Hi! I’m going to go back to the topic of relationships
all communication has two parts: a sender and a receiver. The sender has a message he or she intends to transmit, and this is put into words or actions which is believed to best reflect what is in their mind. But many things can intervene to prevent the intended message from being received correctly.
Given our tendency to hear what we expect to hear, it is easy for people in conflict to misunderstand each other. Communication is strained, and people will, most likely, want to hide the truth to some extent. The potential for misperceptions and misunderstandings is high, which can make a resolution more difficult. With this understanding, we can start to see a different and complex perspective of why communication is such a challenge at times.
What I haven’t yet mentioned in these blog posts is that part of the mind which interprets information first is the emotional part. It is said this emotional response is five times quicker than anything rational. Immediate responses are often unwarranted or inappropriate. So, when our initial response to everything, literally everything, is an emotional one, and each person has their own model of the world, it makes for an interesting dilemma.
When communicating with others, we often focus on what we should say. It is so common to listen to respond rather than listening to understand. Effective communication is less about talking and more about listening. Listening well means not just understanding the words or the information being communicated, but also understanding the emotions the other person is trying to convey.
We have established that human communication and relationships are some of the most complex things in life. As incredible as we are, we are limited in our ability to truly understand others: why they do the things they do, why they say the things they say and what they actually mean. It can all feel like a mystery because we all process and interpret everything differently. The problem is we are often focused on other people and trying to understand them. We usually do this without understanding ourselves first, and when we are unsure how our own minds work, why do we try to decipher someone else’s? It does help to remember that everyone is not thinking and feeling the same as you. Knowing this helps you to adjust your expectations. It is vital to remember that each of us is unique and that each person’s ‘map of their reality’ is personal, intimate, and incomparable to anyone else’s.
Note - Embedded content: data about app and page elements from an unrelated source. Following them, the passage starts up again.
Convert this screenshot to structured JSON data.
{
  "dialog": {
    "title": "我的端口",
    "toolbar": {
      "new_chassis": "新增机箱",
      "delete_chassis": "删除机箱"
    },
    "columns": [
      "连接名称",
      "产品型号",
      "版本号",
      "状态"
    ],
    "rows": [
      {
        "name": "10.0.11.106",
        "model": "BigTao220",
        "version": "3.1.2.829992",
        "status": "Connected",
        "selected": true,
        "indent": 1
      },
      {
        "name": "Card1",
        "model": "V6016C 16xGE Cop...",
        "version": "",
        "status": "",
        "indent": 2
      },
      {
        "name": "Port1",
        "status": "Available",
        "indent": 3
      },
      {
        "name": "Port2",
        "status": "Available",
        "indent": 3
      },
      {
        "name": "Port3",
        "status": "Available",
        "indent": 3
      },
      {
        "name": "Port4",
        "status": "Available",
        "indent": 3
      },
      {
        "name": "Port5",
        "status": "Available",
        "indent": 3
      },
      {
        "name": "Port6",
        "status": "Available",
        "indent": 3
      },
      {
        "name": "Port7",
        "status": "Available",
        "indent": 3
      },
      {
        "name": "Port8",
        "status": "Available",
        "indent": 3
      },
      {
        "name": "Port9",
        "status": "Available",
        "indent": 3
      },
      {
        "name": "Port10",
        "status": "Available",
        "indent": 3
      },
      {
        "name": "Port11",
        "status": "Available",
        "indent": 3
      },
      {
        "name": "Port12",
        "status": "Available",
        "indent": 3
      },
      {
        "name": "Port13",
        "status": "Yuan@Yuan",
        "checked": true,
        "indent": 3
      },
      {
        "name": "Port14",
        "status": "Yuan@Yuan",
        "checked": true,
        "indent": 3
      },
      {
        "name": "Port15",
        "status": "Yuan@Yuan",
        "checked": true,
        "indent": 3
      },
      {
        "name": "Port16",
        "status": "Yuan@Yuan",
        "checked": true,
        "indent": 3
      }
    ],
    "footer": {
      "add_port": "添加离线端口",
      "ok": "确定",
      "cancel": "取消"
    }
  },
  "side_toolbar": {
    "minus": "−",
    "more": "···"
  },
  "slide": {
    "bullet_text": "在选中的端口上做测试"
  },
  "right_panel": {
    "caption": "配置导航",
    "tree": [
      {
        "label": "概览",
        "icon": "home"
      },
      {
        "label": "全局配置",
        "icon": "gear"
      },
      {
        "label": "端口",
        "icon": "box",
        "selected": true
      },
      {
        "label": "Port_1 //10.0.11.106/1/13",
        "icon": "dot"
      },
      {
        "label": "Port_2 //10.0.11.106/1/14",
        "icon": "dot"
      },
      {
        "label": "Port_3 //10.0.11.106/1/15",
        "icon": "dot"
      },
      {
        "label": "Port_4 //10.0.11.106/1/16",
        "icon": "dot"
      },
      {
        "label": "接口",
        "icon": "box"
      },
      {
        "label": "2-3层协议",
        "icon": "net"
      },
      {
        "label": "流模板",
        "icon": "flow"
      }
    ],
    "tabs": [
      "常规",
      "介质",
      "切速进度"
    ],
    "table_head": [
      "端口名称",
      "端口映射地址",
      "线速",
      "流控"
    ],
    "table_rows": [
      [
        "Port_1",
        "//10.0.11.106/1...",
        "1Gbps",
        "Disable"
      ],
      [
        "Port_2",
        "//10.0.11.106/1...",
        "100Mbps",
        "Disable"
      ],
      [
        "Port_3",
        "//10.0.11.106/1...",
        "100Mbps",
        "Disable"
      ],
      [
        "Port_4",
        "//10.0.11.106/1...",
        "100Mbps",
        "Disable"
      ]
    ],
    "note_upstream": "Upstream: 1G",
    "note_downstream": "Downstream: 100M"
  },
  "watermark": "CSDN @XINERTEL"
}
In order to understand our own world, we attempt to apply meaning and our own interpretation to other people’s actions, behaviours and communications. We can get into ‘sticky’ territory when we expect others to behave the same as us. We will all have people that are more like us than others, although our minds work differently based on the information and interpretations of experiences. We never truly know what is going on in someone else’s mind and how they view the world. The trouble starts when we try to second guess what is going on for someone else. Mind reading and making assumptions are prevalent and we rarely stop to think about how unique styles of communication are. In this chapter, we will explore some of the differences that may play out in our communication. With an understanding, we can make changes in how we communicate and what we expect from others. We will also be having a light look at some of the differences between how men and women communicate.
Social media needs a ‘shout out’ here. It has changed the way we communicate, and it does leave us open to more challenges. The risks of miscommunication and wrong interpretation have increased so much. There are also the issues associated with being able to track someone, see where they are, who they are with and sometimes this information can blow-up situations unnecessarily.
I was working with a young couple recently and a transformation to their relationship was stopping having big discussions about sensitive and emotionally charged subjects on text. There is no volume, pitch, speed to be able to gauge how they are saying it. I think the word ‘whatever’ is a class.
If you saw that in a text, the context could easily be misinterpreted. We interpret what has been said based on what we think is happening and this could be a million miles off the reality for the other person.
Does this sound familiar to you?
So, keep off texting and wait until you can talk in person!